The utopian futurism of the 1960s has been replaced by the tired corporate cynicism of the 1980s. Frontera is not a romantic or exciting venue for exploration and venture, it is a dismal run-down recapitulation of the worst of American suburbia where the inhabitants have coped with the gruelling labour required to stay alive by retreating into private worlds of alcoholic despondency. This is underscored by Kane’s antagonist, Curtis. Following the collapse of the original efforts to found Frontera, which resulted in the colonists being stranded on Mars and left to die, Curtis’s charisma and ambition inspired the remaining colonists to survive. However, now that it is apparent that the futurist dreams promised them are not achievable, he has become a cynical, power-hungry dictator who runs the colony as a surveillance state. His arrogance and narcissism cause many deaths and nearly kickstart World War III back on Earth.
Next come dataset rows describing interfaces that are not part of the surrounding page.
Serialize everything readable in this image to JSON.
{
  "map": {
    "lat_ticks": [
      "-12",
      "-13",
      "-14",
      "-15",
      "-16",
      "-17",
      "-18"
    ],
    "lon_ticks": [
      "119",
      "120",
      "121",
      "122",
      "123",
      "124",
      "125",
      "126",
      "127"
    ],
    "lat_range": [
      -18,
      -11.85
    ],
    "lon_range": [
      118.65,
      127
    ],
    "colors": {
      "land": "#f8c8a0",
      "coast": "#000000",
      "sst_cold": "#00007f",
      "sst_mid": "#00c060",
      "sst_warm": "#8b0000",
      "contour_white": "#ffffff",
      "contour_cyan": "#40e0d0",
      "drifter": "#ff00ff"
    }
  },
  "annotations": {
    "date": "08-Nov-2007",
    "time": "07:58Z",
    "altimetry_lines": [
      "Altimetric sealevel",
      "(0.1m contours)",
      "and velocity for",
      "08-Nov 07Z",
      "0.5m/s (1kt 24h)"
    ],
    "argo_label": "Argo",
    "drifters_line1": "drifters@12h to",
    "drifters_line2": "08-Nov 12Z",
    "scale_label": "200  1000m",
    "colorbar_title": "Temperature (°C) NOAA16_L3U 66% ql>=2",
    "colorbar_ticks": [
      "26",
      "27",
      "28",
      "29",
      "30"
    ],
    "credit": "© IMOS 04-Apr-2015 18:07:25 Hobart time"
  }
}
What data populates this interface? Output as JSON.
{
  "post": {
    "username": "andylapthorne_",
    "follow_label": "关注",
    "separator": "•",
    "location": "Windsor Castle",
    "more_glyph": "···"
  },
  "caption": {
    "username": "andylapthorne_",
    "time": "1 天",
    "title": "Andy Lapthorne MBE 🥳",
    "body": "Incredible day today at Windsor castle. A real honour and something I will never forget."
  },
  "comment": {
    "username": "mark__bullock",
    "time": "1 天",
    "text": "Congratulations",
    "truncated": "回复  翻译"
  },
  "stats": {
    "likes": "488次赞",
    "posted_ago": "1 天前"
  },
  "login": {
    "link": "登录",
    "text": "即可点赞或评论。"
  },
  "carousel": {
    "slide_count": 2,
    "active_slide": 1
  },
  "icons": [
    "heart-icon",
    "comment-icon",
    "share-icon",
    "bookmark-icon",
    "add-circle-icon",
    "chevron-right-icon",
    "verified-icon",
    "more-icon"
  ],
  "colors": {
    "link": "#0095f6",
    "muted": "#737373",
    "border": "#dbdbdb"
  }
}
Another aspect that situates Frontera in the realm of cyberpunk is Kane’s neural implants. Having suffered a severe head injury whilst fighting in the corporate wars over resources in Africa, Kane’s life is saved by implanting a computer into his brain, which unbeknownst to him can be loaded with different discs, allowing Morgan, his unscrupulous uncle and head of Pulsystems, to essentially programme Kane against his will. Because Kane studied mythology at university, his programming manifests as mythic images and visions which convince him that he is a hero acting out a Campbellian heroic cycle. Thus Kane is literally programmed by the tropes and assumptions of popular mythology. This is a wonderfully clever metaphor for the way stories and narratives “programme” us with certain assumptions about the world and our place in it. However, in real life this is something that can frequently be problematic. The masculine nature of the Campbellian archetypes reduces women to objects to be won by the hero, and so can encourage men to assume they are entitled to women’s sexuality as a “reward”. The brilliance of Frontera lies in Shiner’s willingness to explore this, whilst using the Campbellian cycle as a scaffold to give structure to the story. Kane’s programming does not make him actually more heroic – the disastrous conflict between various corporate interests and the colony’s groundbreaking discoveries are in the end defused by Molly, one of the colonists, Verb, her estranged prodigy daughter, and Mayakenska, a Russian cosmonaut whose sacrifice prevents further bloodshed. Kane’s fixation on winning a boon to take to Earth and his need to achieve this through violent confrontation with Curtis make him a liability who must be kept out the way while the female characters do the actual work. In the end, his macho conflict with Curtis only results in escalating both characters’ violent tendencies and toxic masculinity. Kane’s big moment of heroism comes from him ultimately resisting the control of his programming to leave the technology that Morgan is desperate to get his hands on with the colonists so they can repair the damage caused by the conflict between Curtis, Kane and the Russians, a final throwing off of the multiple absent but domineering father figures in his life that allows him to take back control of his own destiny.